Goal of the exercise:
Restate the whole of the data verbatim, omitting nothing.

Working data:
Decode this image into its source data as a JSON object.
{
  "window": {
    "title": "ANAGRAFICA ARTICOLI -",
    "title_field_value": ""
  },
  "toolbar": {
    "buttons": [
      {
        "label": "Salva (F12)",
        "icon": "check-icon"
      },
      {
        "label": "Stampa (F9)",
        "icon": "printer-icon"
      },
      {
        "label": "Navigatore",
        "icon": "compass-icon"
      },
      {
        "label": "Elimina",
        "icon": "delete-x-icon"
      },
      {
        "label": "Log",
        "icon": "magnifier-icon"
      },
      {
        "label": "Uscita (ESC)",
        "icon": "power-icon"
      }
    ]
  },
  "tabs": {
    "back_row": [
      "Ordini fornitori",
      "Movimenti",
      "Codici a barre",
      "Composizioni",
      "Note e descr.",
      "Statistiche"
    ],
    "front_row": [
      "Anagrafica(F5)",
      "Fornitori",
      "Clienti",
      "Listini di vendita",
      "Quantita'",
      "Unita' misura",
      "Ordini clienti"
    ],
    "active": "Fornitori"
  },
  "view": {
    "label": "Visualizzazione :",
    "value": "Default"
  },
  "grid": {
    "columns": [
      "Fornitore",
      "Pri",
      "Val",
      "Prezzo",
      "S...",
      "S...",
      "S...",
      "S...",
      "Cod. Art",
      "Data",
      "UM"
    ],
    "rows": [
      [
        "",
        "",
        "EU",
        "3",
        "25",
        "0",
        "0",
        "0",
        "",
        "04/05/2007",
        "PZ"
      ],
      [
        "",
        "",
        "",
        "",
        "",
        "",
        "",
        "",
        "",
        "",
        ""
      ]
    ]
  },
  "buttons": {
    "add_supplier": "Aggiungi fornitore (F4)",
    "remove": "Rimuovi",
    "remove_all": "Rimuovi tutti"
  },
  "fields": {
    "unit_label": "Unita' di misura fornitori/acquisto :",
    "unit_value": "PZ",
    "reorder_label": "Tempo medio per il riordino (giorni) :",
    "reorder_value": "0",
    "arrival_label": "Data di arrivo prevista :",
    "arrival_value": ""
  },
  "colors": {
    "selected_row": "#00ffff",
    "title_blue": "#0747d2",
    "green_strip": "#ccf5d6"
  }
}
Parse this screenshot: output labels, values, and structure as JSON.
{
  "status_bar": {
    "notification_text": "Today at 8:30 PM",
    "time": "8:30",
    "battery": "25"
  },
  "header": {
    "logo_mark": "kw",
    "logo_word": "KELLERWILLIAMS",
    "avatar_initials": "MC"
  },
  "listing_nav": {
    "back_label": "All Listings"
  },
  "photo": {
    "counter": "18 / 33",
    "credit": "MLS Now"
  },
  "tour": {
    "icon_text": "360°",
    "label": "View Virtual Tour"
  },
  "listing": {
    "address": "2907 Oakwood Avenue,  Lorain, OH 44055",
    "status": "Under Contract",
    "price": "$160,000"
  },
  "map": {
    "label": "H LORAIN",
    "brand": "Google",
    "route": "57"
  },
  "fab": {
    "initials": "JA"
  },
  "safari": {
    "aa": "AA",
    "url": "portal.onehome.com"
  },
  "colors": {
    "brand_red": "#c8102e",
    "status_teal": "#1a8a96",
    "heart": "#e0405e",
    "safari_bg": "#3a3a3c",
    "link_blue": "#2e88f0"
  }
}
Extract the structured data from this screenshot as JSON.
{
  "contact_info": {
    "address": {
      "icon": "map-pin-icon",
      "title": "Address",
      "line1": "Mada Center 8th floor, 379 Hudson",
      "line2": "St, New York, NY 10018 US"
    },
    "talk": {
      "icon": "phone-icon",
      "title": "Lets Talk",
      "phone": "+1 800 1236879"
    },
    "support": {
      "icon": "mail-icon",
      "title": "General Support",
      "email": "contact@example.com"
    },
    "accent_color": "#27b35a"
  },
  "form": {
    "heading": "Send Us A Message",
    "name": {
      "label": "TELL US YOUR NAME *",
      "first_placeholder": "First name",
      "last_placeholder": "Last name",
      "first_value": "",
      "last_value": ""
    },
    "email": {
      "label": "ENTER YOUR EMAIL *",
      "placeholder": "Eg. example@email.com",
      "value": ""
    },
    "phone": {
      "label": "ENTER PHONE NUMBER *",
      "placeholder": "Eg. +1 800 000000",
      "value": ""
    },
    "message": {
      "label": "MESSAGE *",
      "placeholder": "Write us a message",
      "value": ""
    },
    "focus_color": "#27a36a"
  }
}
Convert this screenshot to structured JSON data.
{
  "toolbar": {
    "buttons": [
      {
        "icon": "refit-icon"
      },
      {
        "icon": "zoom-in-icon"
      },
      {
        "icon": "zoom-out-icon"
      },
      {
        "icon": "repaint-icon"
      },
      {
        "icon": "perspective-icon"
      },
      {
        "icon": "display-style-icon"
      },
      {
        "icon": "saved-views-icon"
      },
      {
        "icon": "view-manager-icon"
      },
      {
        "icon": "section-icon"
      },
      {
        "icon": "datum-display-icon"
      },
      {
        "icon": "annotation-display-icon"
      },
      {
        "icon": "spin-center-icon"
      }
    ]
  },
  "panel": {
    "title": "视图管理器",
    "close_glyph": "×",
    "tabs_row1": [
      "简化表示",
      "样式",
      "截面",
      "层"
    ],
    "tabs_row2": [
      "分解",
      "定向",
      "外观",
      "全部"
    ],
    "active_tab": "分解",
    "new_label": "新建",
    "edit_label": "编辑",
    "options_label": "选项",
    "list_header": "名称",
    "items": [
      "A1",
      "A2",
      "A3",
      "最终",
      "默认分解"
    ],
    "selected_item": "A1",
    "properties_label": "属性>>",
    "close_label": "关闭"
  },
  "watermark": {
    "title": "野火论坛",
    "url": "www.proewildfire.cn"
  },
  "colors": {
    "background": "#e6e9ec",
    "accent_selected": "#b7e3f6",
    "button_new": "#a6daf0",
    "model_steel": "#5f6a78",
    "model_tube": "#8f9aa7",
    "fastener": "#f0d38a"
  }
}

Exercise output:
Decode this image into its source data as a JSON object.
{
  "window": {
    "title": "ANAGRAFICA ARTICOLI -",
    "title_field_value": ""
  },
  "toolbar": {
    "buttons": [
      {
        "label": "Salva (F12)",
        "icon": "check-icon"
      },
      {
        "label": "Stampa (F9)",
        "icon": "printer-icon"
      },
      {
        "label": "Navigatore",
        "icon": "compass-icon"
      },
      {
        "label": "Elimina",
        "icon": "delete-x-icon"
      },
      {
        "label": "Log",
        "icon": "magnifier-icon"
      },
      {
        "label": "Uscita (ESC)",
        "icon": "power-icon"
      }
    ]
  },
  "tabs": {
    "back_row": [
      "Ordini fornitori",
      "Movimenti",
      "Codici a barre",
      "Composizioni",
      "Note e descr.",
      "Statistiche"
    ],
    "front_row": [
      "Anagrafica(F5)",
      "Fornitori",
      "Clienti",
      "Listini di vendita",
      "Quantita'",
      "Unita' misura",
      "Ordini clienti"
    ],
    "active": "Fornitori"
  },
  "view": {
    "label": "Visualizzazione :",
    "value": "Default"
  },
  "grid": {
    "columns": [
      "Fornitore",
      "Pri",
      "Val",
      "Prezzo",
      "S...",
      "S...",
      "S...",
      "S...",
      "Cod. Art",
      "Data",
      "UM"
    ],
    "rows": [
      [
        "",
        "",
        "EU",
        "3",
        "25",
        "0",
        "0",
        "0",
        "",
        "04/05/2007",
        "PZ"
      ],
      [
        "",
        "",
        "",
        "",
        "",
        "",
        "",
        "",
        "",
        "",
        ""
      ]
    ]
  },
  "buttons": {
    "add_supplier": "Aggiungi fornitore (F4)",
    "remove": "Rimuovi",
    "remove_all": "Rimuovi tutti"
  },
  "fields": {
    "unit_label": "Unita' di misura fornitori/acquisto :",
    "unit_value": "PZ",
    "reorder_label": "Tempo medio per il riordino (giorni) :",
    "reorder_value": "0",
    "arrival_label": "Data di arrivo prevista :",
    "arrival_value": ""
  },
  "colors": {
    "selected_row": "#00ffff",
    "title_blue": "#0747d2",
    "green_strip": "#ccf5d6"
  }
}
Parse this screenshot: output labels, values, and structure as JSON.
{
  "status_bar": {
    "notification_text": "Today at 8:30 PM",
    "time": "8:30",
    "battery": "25"
  },
  "header": {
    "logo_mark": "kw",
    "logo_word": "KELLERWILLIAMS",
    "avatar_initials": "MC"
  },
  "listing_nav": {
    "back_label": "All Listings"
  },
  "photo": {
    "counter": "18 / 33",
    "credit": "MLS Now"
  },
  "tour": {
    "icon_text": "360°",
    "label": "View Virtual Tour"
  },
  "listing": {
    "address": "2907 Oakwood Avenue,  Lorain, OH 44055",
    "status": "Under Contract",
    "price": "$160,000"
  },
  "map": {
    "label": "H LORAIN",
    "brand": "Google",
    "route": "57"
  },
  "fab": {
    "initials": "JA"
  },
  "safari": {
    "aa": "AA",
    "url": "portal.onehome.com"
  },
  "colors": {
    "brand_red": "#c8102e",
    "status_teal": "#1a8a96",
    "heart": "#e0405e",
    "safari_bg": "#3a3a3c",
    "link_blue": "#2e88f0"
  }
}
Extract the structured data from this screenshot as JSON.
{
  "contact_info": {
    "address": {
      "icon": "map-pin-icon",
      "title": "Address",
      "line1": "Mada Center 8th floor, 379 Hudson",
      "line2": "St, New York, NY 10018 US"
    },
    "talk": {
      "icon": "phone-icon",
      "title": "Lets Talk",
      "phone": "+1 800 1236879"
    },
    "support": {
      "icon": "mail-icon",
      "title": "General Support",
      "email": "contact@example.com"
    },
    "accent_color": "#27b35a"
  },
  "form": {
    "heading": "Send Us A Message",
    "name": {
      "label": "TELL US YOUR NAME *",
      "first_placeholder": "First name",
      "last_placeholder": "Last name",
      "first_value": "",
      "last_value": ""
    },
    "email": {
      "label": "ENTER YOUR EMAIL *",
      "placeholder": "Eg. example@email.com",
      "value": ""
    },
    "phone": {
      "label": "ENTER PHONE NUMBER *",
      "placeholder": "Eg. +1 800 000000",
      "value": ""
    },
    "message": {
      "label": "MESSAGE *",
      "placeholder": "Write us a message",
      "value": ""
    },
    "focus_color": "#27a36a"
  }
}
Convert this screenshot to structured JSON data.
{
  "toolbar": {
    "buttons": [
      {
        "icon": "refit-icon"
      },
      {
        "icon": "zoom-in-icon"
      },
      {
        "icon": "zoom-out-icon"
      },
      {
        "icon": "repaint-icon"
      },
      {
        "icon": "perspective-icon"
      },
      {
        "icon": "display-style-icon"
      },
      {
        "icon": "saved-views-icon"
      },
      {
        "icon": "view-manager-icon"
      },
      {
        "icon": "section-icon"
      },
      {
        "icon": "datum-display-icon"
      },
      {
        "icon": "annotation-display-icon"
      },
      {
        "icon": "spin-center-icon"
      }
    ]
  },
  "panel": {
    "title": "视图管理器",
    "close_glyph": "×",
    "tabs_row1": [
      "简化表示",
      "样式",
      "截面",
      "层"
    ],
    "tabs_row2": [
      "分解",
      "定向",
      "外观",
      "全部"
    ],
    "active_tab": "分解",
    "new_label": "新建",
    "edit_label": "编辑",
    "options_label": "选项",
    "list_header": "名称",
    "items": [
      "A1",
      "A2",
      "A3",
      "最终",
      "默认分解"
    ],
    "selected_item": "A1",
    "properties_label": "属性>>",
    "close_label": "关闭"
  },
  "watermark": {
    "title": "野火论坛",
    "url": "www.proewildfire.cn"
  },
  "colors": {
    "background": "#e6e9ec",
    "accent_selected": "#b7e3f6",
    "button_new": "#a6daf0",
    "model_steel": "#5f6a78",
    "model_tube": "#8f9aa7",
    "fastener": "#f0d38a"
  }
}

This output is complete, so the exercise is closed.